Archived Story

What I do to prepare a garden

Published 12:06pm Monday, April 14, 2014

By Tom Theesfeld

As spring approaches, thoughts begin to enter my mind of nice, red, juicy tomatoes, great-tasting cucumbers and all the other vegetables I will ask my garden to produce for me.

Need advice on your garden?  Tom Theesfeld is the guy to see. – Brandi Hagen/Albert Lea Tribune
Need advice on your garden?
Tom Theesfeld is the guy to see. – Brandi Hagen/Albert Lea Tribune

So how will I get my garden ready to give it the best chance to produce those great vegetables for me? Well, if the weather permits me the time to do exactly what I want to do, I start by cleaning up any debris that I do not want to till under. This would include sticks, rocks and nonorganic material such as plastic bags and other garbage that may have blown into the garden over the winter.

Then I’ll check to see if the soil is dry enough. A good test is to grab a handful of soil. If I can make a ball, it is too wet. It should fall apart. Once it is dry enough, I give the garden a good tilling to get a nice loose soil and break up all the hard clumps. Then I’ll decide what soil amendments to add. Some options are manure, compost, any other organic material or a synthetic fertilizer such as 10-10-10.
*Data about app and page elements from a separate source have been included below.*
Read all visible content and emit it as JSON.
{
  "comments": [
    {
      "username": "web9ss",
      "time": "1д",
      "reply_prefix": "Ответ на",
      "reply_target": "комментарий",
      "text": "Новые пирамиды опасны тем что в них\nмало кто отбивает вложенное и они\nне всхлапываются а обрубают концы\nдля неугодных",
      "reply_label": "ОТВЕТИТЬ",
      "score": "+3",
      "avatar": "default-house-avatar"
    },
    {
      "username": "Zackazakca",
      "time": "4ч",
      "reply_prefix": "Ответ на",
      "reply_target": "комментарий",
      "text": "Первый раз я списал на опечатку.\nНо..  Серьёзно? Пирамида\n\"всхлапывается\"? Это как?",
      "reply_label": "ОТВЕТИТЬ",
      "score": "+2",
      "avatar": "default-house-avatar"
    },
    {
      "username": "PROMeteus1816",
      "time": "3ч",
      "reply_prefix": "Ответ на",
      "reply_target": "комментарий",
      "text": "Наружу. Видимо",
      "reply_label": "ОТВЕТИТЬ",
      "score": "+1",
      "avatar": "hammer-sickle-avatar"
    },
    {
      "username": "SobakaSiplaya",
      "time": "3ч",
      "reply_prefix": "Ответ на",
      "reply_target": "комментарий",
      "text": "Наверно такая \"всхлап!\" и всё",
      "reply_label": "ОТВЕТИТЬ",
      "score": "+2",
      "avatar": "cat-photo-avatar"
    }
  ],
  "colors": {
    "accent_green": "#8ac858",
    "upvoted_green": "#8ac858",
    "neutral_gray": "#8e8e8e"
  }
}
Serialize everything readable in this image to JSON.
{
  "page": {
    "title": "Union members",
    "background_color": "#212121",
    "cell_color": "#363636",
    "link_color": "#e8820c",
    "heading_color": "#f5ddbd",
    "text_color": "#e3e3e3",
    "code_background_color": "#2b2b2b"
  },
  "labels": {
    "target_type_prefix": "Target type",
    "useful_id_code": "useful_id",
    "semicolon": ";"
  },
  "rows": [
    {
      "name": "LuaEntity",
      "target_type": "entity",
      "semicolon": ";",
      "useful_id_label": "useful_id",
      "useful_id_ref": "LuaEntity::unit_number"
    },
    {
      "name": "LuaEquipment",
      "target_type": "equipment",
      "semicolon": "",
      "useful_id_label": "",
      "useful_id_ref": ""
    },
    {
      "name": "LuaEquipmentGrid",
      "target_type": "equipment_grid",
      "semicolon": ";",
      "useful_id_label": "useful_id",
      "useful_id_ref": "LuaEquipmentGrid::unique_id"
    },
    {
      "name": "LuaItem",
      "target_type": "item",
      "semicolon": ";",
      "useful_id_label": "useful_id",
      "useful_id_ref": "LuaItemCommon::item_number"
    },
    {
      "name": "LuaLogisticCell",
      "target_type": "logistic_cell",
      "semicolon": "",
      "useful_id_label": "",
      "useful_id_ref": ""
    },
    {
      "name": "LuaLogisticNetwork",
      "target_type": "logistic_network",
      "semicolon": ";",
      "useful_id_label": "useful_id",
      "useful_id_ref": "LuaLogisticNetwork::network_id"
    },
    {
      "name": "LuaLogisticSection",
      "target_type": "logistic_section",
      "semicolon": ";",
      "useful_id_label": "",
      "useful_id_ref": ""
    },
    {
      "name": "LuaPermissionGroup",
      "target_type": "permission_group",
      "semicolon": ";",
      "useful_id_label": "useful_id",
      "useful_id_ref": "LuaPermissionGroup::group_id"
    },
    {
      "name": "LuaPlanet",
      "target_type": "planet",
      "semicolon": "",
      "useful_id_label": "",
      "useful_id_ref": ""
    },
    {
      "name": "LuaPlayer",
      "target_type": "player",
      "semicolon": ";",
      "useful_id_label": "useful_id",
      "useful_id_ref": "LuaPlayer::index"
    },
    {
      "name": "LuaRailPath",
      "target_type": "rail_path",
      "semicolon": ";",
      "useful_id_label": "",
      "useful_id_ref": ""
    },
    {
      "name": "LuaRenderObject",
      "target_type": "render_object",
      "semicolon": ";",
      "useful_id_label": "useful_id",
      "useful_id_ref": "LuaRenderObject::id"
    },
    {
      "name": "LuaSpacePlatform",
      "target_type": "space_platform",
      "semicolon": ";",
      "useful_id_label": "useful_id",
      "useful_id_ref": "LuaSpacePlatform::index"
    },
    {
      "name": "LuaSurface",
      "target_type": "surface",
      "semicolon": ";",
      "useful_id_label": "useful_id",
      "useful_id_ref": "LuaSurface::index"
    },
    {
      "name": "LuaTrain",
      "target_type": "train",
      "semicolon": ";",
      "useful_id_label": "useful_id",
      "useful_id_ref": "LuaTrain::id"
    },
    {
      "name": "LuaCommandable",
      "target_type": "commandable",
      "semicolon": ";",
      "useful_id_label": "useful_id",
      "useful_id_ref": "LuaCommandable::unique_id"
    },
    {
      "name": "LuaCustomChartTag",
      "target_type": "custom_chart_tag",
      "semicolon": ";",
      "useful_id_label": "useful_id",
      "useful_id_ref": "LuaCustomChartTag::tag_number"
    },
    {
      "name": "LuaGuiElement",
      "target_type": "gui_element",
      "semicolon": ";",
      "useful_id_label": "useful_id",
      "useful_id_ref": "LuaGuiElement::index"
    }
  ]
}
I’ll spread one or more of these items on top of my garden space. Then I’ll step back and plan where to plant each of the vegetables I have in mind. After that I will till in the soil amendments making sure I till deeper in the areas I am going to plant things that will be deeper such as potatoes. That way the fertilizer is down where the vegetable can use it right away and produce the quality crop I am looking for.
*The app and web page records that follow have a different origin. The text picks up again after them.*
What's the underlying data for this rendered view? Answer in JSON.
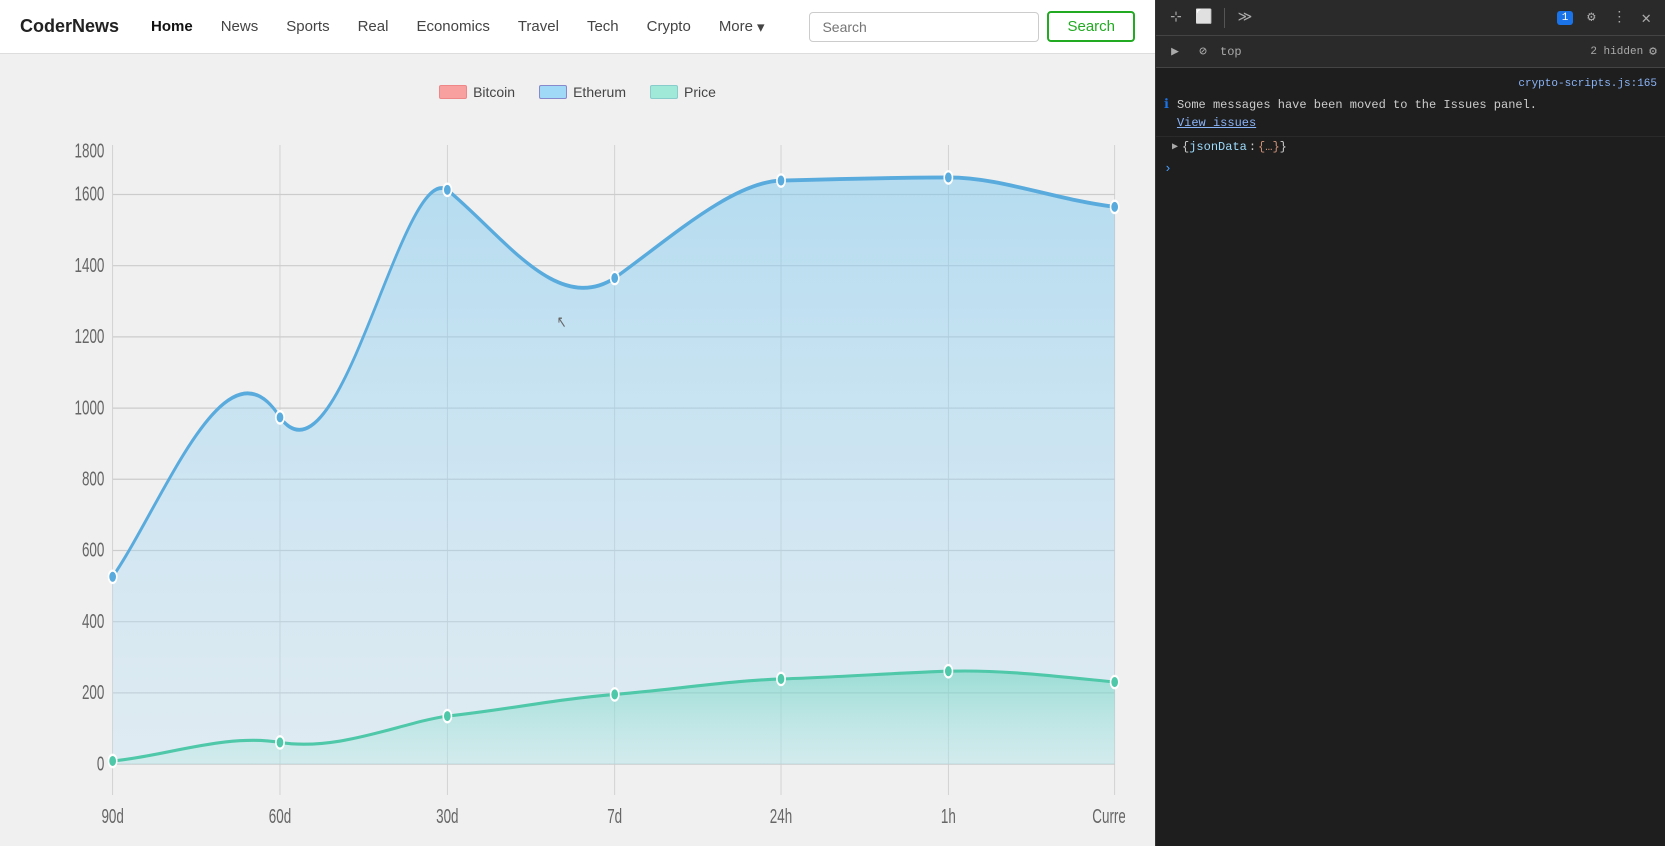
{
  "navbar": {
    "brand": "CoderNews",
    "links": [
      {
        "label": "Home",
        "active": true
      },
      {
        "label": "News",
        "active": false
      },
      {
        "label": "Sports",
        "active": false
      },
      {
        "label": "Real",
        "active": false
      },
      {
        "label": "Economics",
        "active": false
      },
      {
        "label": "Travel",
        "active": false
      },
      {
        "label": "Tech",
        "active": false
      },
      {
        "label": "Crypto",
        "active": false
      }
    ],
    "more_label": "More",
    "search_placeholder": "Search",
    "search_button": "Search"
  },
  "chart": {
    "legend": [
      {
        "id": "bitcoin",
        "label": "Bitcoin",
        "color": "#f8a0a0"
      },
      {
        "id": "etherum",
        "label": "Etherum",
        "color": "#a0d8f8"
      },
      {
        "id": "price",
        "label": "Price",
        "color": "#a0e8d8"
      }
    ],
    "x_labels": [
      "90d",
      "60d",
      "30d",
      "7d",
      "24h",
      "1h",
      "Current"
    ],
    "y_labels": [
      "1800",
      "1600",
      "1400",
      "1200",
      "1000",
      "800",
      "600",
      "400",
      "200",
      "0"
    ],
    "etherum_data": [
      575,
      1065,
      1760,
      1490,
      1790,
      1800,
      1710
    ],
    "price_data": [
      10,
      65,
      145,
      215,
      260,
      285,
      250
    ]
  },
  "devtools": {
    "toolbar": {
      "badge_count": "1",
      "hidden_count": "2 hidden"
    },
    "filter_text": "top",
    "message": {
      "text": "Some messages have been moved to the Issues panel.",
      "link_text": "View issues"
    },
    "source_file": "crypto-scripts.js:165",
    "object_key": "jsonData",
    "object_val": "{…}"
  }
}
Now the garden is ready to be planted. Some people let it set for a week or 10 days to see what weeds come up right away and get rid of them before planting. This may not be practical if the only time you have to plant is right away, which tends to be the way it works for me. After planting, all that is left to do is sit back and wait for that great-tasting produce.

Oh, yeah, and weeding and watering, but that is what children and grandchildren are for, right? OK, maybe not, but you can’t blame me for trying.  Happy gardening!

 

Tom Theesfeld is the garden center manager at the Albert Lea Seed House.